> _Exercise input_

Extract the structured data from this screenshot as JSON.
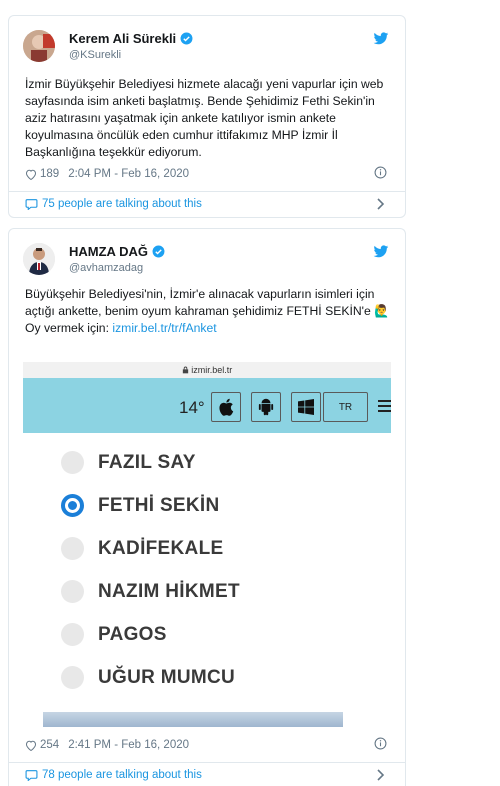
{
  "tweet1": {
    "name": "Kerem Ali Sürekli",
    "handle": "@KSurekli",
    "text": "İzmir Büyükşehir Belediyesi hizmete alacağı yeni vapurlar için web sayfasında isim anketi başlatmış. Bende Şehidimiz Fethi Sekin'in aziz hatırasını yaşatmak için ankete katılıyor ismin ankete koyulmasına öncülük eden cumhur ittifakımız MHP İzmir İl Başkanlığına teşekkür ediyorum.",
    "likes": "189",
    "time": "2:04 PM - Feb 16, 2020",
    "talking": "75 people are talking about this"
  },
  "tweet2": {
    "name": "HAMZA DAĞ",
    "handle": "@avhamzadag",
    "text_line1": "Büyükşehir Belediyesi'nin, İzmir'e alınacak vapurların isimleri için açtığı ankette, benim oyum kahraman şehidimiz FETHİ SEKİN'e",
    "emoji": "🙋‍♂️",
    "vote_prefix": "Oy vermek için:",
    "vote_link": "izmir.bel.tr/tr/fAnket",
    "likes": "254",
    "time": "2:41 PM - Feb 16, 2020",
    "talking": "78 people are talking about this"
  },
  "poll_image": {
    "url": "izmir.bel.tr",
    "temperature": "14°",
    "lang_button": "TR",
    "options": [
      {
        "label": "FAZIL SAY",
        "selected": false
      },
      {
        "label": "FETHİ SEKİN",
        "selected": true
      },
      {
        "label": "KADİFEKALE",
        "selected": false
      },
      {
        "label": "NAZIM HİKMET",
        "selected": false
      },
      {
        "label": "PAGOS",
        "selected": false
      },
      {
        "label": "UĞUR MUMCU",
        "selected": false
      }
    ]
  },
  "icons": {
    "verified": "verified-badge-icon",
    "twitter": "twitter-bird-icon",
    "like": "heart-icon",
    "info": "info-icon",
    "talk": "speech-bubble-icon",
    "chevron": "chevron-right-icon"
  },
  "colors": {
    "accent": "#1b95e0",
    "border": "#e1e8ed",
    "muted": "#657786",
    "site_band": "#8cd3e2",
    "radio_selected": "#1b7fd8"
  }
}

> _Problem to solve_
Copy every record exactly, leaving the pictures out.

> _Task response_
Extract the structured data from this screenshot as JSON.
{
  "tweet1": {
    "name": "Kerem Ali Sürekli",
    "handle": "@KSurekli",
    "text": "İzmir Büyükşehir Belediyesi hizmete alacağı yeni vapurlar için web sayfasında isim anketi başlatmış. Bende Şehidimiz Fethi Sekin'in aziz hatırasını yaşatmak için ankete katılıyor ismin ankete koyulmasına öncülük eden cumhur ittifakımız MHP İzmir İl Başkanlığına teşekkür ediyorum.",
    "likes": "189",
    "time": "2:04 PM - Feb 16, 2020",
    "talking": "75 people are talking about this"
  },
  "tweet2": {
    "name": "HAMZA DAĞ",
    "handle": "@avhamzadag",
    "text_line1": "Büyükşehir Belediyesi'nin, İzmir'e alınacak vapurların isimleri için açtığı ankette, benim oyum kahraman şehidimiz FETHİ SEKİN'e",
    "emoji": "🙋‍♂️",
    "vote_prefix": "Oy vermek için:",
    "vote_link": "izmir.bel.tr/tr/fAnket",
    "likes": "254",
    "time": "2:41 PM - Feb 16, 2020",
    "talking": "78 people are talking about this"
  },
  "poll_image": {
    "url": "izmir.bel.tr",
    "temperature": "14°",
    "lang_button": "TR",
    "options": [
      {
        "label": "FAZIL SAY",
        "selected": false
      },
      {
        "label": "FETHİ SEKİN",
        "selected": true
      },
      {
        "label": "KADİFEKALE",
        "selected": false
      },
      {
        "label": "NAZIM HİKMET",
        "selected": false
      },
      {
        "label": "PAGOS",
        "selected": false
      },
      {
        "label": "UĞUR MUMCU",
        "selected": false
      }
    ]
  },
  "icons": {
    "verified": "verified-badge-icon",
    "twitter": "twitter-bird-icon",
    "like": "heart-icon",
    "info": "info-icon",
    "talk": "speech-bubble-icon",
    "chevron": "chevron-right-icon"
  },
  "colors": {
    "accent": "#1b95e0",
    "border": "#e1e8ed",
    "muted": "#657786",
    "site_band": "#8cd3e2",
    "radio_selected": "#1b7fd8"
  }
}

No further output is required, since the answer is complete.